full press release

Sun is good for you you may live longer, study finds

NEWS RELEASE
For Immediate Distribution

Vitamin D Society urges re-examination of sun safety guidelines

TORONTO, Ont. (April 27, 2016) – Swedish women who avoid sunshine shorten their lifespans by the same amount as smoking.  This latest research was just published in the Journal of Internal Medicine. Like the Swedes, Canadians need to balance the benefits of sun exposure with the risks. It is not healthy to avoid sunshine, which provides the ultraviolet light that makes vitamin D, says the Vitamin D Society.

Between 1990 and 1992, 30,000 Swedish women were surveyed about risk factors for malignant melanoma the worst form of skin cancer.  For the next 20 years, the women’s death records were followed.  Those women with active sun exposure habits were at a lower risk of death from cardiovascular disease and causes of death other than cancer or heart disease, causes such as diabetes, multiple sclerosis and pulmonary disease.

Compared to those with the highest sun exposure, life expectancy for women who avoided sun was shorter by .6 to 2.1 years.

The lead author of the report, Dr. Pelle Lindqvist, put it another way: “We found smokers in the highest sun exposure group were at a similar risk as non-smokers avoiding sun exposure, indicating avoidance of sun exposure to be a risk factor of the same magnitude as smoking.” He went on to conclude that, “Guidelines being too restrictive regarding sun exposure may do more harm than good for health.”

full press release
 
Dr. Reinhold Vieth

Professor, University of Toronto, Departments of Nutritional Sciences and Laboratory Medicine and Pathobiology.


Click to View Carole Baggerly

"Director, GrassrootsHealth, a Public Health Promotion Organization
leading D*action, the world's largest ongoing vitamin D intervention
project.
www.grassrootshealth.net"

 


Click to View Dr. John Cannell M.D.

Executive Director‚ The Vitamin D Council
San Luis Obispo, CA, USA

www.vitamindcouncil.com
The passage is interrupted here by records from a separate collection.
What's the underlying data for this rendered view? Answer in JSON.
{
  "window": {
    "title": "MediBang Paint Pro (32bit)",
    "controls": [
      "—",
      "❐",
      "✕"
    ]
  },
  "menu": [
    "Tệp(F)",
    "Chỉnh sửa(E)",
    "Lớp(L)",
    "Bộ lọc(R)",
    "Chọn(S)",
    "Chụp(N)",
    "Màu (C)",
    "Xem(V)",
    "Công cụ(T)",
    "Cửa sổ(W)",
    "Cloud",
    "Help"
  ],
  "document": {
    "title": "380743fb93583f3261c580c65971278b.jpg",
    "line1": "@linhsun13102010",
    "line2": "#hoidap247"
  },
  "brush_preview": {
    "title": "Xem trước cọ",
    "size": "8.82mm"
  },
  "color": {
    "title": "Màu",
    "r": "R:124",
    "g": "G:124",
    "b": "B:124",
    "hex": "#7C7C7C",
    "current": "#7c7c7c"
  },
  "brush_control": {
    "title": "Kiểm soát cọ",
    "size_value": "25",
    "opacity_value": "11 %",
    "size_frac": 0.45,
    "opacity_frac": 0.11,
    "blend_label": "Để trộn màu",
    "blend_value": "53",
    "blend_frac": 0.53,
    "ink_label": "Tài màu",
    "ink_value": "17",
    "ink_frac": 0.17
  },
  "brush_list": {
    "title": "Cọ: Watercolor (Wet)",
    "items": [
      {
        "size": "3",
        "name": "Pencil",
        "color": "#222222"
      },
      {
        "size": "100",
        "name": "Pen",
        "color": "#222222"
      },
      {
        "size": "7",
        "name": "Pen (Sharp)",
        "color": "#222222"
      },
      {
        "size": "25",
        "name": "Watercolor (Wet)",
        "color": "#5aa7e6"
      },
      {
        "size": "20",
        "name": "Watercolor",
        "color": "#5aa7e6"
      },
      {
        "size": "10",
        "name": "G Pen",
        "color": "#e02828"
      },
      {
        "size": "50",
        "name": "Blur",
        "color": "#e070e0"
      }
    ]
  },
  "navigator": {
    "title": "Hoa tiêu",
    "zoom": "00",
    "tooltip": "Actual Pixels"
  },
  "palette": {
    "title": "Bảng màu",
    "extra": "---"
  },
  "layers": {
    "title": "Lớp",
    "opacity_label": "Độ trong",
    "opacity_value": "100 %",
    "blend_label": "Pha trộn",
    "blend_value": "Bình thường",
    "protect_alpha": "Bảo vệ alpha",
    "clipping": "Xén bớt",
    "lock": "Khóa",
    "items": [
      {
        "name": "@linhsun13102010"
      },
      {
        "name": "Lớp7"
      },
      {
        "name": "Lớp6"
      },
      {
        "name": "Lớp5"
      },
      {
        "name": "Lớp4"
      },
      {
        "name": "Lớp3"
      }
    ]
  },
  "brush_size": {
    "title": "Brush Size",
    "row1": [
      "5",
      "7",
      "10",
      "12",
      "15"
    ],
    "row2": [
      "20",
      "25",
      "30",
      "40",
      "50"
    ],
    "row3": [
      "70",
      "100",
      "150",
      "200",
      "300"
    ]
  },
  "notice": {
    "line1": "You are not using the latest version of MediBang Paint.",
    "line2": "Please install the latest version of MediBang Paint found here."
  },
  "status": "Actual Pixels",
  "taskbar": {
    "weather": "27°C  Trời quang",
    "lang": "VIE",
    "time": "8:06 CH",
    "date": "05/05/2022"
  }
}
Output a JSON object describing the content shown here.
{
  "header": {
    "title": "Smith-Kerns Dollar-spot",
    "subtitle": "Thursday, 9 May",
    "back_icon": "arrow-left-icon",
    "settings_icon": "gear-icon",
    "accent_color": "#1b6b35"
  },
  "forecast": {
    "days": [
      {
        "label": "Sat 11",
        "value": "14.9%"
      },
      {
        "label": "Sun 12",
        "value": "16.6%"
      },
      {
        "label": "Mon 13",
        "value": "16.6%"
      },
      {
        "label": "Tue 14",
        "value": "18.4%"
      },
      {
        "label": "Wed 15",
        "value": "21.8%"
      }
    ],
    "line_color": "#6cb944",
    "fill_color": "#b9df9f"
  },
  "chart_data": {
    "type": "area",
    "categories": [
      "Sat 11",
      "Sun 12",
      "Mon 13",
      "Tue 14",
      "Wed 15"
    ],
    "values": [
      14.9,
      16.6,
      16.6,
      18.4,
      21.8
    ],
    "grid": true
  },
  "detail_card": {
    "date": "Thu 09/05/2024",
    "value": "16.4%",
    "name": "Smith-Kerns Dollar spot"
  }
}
 more advisors...

Converter Tool

In Canada Vitamin D 25(OH)D levels are measured in nmol/L. In the U.S. it is measured as ng/ml. To convert:

Enter nmol/L: ng/ml
Enter ng/ml: nmol/L